The first car I owned was a V8 253 Holden HZ Ute – although I am ignoring my brother’s VC Valiant which he accused me of borrowing so often that I thought I owned it! I had gained most of my mechanical skills working on motorbikes as I was growing up but, after having owned the HZ for a number of years and visiting auto-wreckers around the nation, I was well and truly acquainted with the inner workings of the 253 (and the Valiant).
In our modern world, it is unlikely that I would have been allowed to touch either vehicle as I certainly wasn’t an authorised repairer – but that may be about to change with the help of some Aussie farmers.
There is a ‘Right to Repair’ movement that has been gathering momentum around the world. The general logic from a manufacturer of high-tech equipment is that only the manufacturer (or authorised repairers) has the technical skill and know-how to repair their equipment. Consequently, organisations around the world work hard to gain ‘authorised repairer’ status for a variety of manufacturers. It isn’t quite a monopoly, but if you perform repairs yourself or use someone other than an authorised repairer, your warranty will be null and void. It tends to fly in the face of open competition.
The ‘Right to Repair’ concept started in the automotive industry in the US when Massachusetts passed the Motor Vehicle Owners’ Right to Repair Act in 2012. It took six years for the automobile trade organisations across the US to finally sign a memorandum that said they would provide the necessary documents and information to allow anyone to repair their vehicles.

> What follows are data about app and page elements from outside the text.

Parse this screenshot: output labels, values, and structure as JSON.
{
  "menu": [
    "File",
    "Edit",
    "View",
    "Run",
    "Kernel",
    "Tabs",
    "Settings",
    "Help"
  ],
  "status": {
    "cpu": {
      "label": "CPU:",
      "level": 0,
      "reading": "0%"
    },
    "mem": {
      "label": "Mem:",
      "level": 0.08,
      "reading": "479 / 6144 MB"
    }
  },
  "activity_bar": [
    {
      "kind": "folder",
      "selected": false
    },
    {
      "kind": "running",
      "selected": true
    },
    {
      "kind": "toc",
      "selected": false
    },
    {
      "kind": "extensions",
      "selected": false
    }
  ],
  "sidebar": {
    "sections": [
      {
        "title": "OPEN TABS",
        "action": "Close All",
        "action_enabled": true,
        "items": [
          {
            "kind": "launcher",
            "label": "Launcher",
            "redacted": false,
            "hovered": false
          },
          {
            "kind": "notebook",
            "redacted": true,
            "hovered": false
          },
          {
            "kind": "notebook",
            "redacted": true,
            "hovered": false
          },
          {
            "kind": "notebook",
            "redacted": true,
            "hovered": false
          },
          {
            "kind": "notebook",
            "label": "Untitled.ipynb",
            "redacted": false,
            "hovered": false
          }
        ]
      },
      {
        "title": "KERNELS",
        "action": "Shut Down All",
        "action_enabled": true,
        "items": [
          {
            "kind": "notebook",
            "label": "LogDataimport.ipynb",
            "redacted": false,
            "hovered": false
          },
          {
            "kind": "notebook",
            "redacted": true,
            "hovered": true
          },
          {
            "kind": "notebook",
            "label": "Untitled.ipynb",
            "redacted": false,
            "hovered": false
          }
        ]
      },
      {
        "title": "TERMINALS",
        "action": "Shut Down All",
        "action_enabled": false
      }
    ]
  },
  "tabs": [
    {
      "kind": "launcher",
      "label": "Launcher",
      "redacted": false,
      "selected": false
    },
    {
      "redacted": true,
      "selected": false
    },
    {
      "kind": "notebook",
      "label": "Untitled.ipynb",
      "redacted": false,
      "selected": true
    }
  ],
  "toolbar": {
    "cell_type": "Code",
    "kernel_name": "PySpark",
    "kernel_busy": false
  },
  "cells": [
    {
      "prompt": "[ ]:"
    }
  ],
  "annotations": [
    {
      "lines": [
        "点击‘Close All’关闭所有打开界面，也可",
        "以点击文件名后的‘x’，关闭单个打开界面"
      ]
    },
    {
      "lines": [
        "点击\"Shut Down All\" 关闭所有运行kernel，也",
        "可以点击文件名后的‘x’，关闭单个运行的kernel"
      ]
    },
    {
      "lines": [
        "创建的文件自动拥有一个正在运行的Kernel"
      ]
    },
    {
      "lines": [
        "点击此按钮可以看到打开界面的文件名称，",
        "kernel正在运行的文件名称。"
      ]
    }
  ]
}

You may remember a similar process last year that focused on mobile phones and electronics in general. The trigger was battery replacement in modern smartphones. Many phones were being replaced and ending up in landfill for no other reason than the fact that the battery life had diminished to the point where the phone was not useful. Replacing a battery would not only void the warranty but, in some cases, render the phone useless.
The change in laws for electronics would not only allow products to be repaired but would require manufacturers to make products that could easily be repaired.
Enter the good old Aussie farmer. The simple tractor is not so simple any more. They can cost close to a million dollars and with GPS and self-driving technology along with soil monitoring, they are a sophisticated technological masterpiece. That sometimes breaks down. When they do break down, the farmers are held to ransom – both in terms of time and money – by the authorised repairers of the manufacturer.
The ACCC has been brought in to help with the battle and an inquiry has started. Farmers will have the chance to put their case forward to be able to choose who repairs their equipment – including the option of themselves. Despite manufacturers saying that they are prepared to play the game, independent repairers still complain that they don’t have access to parts or information to be able to carry out repairs.
It can even drill down to the ownership of the data. With information recorded by farmers trying to maximise the efficiency of their operation, a change of manufacturer may render historical data useless – effectively locking a farmer into one brand forever.
Keep an eye out for our farmers making changes to the way technology is developed and repaired across the world – with a little help from the ACCC.
Tell me if you think the HZ or the Valiant was a better car at firstname.lastname@example.org.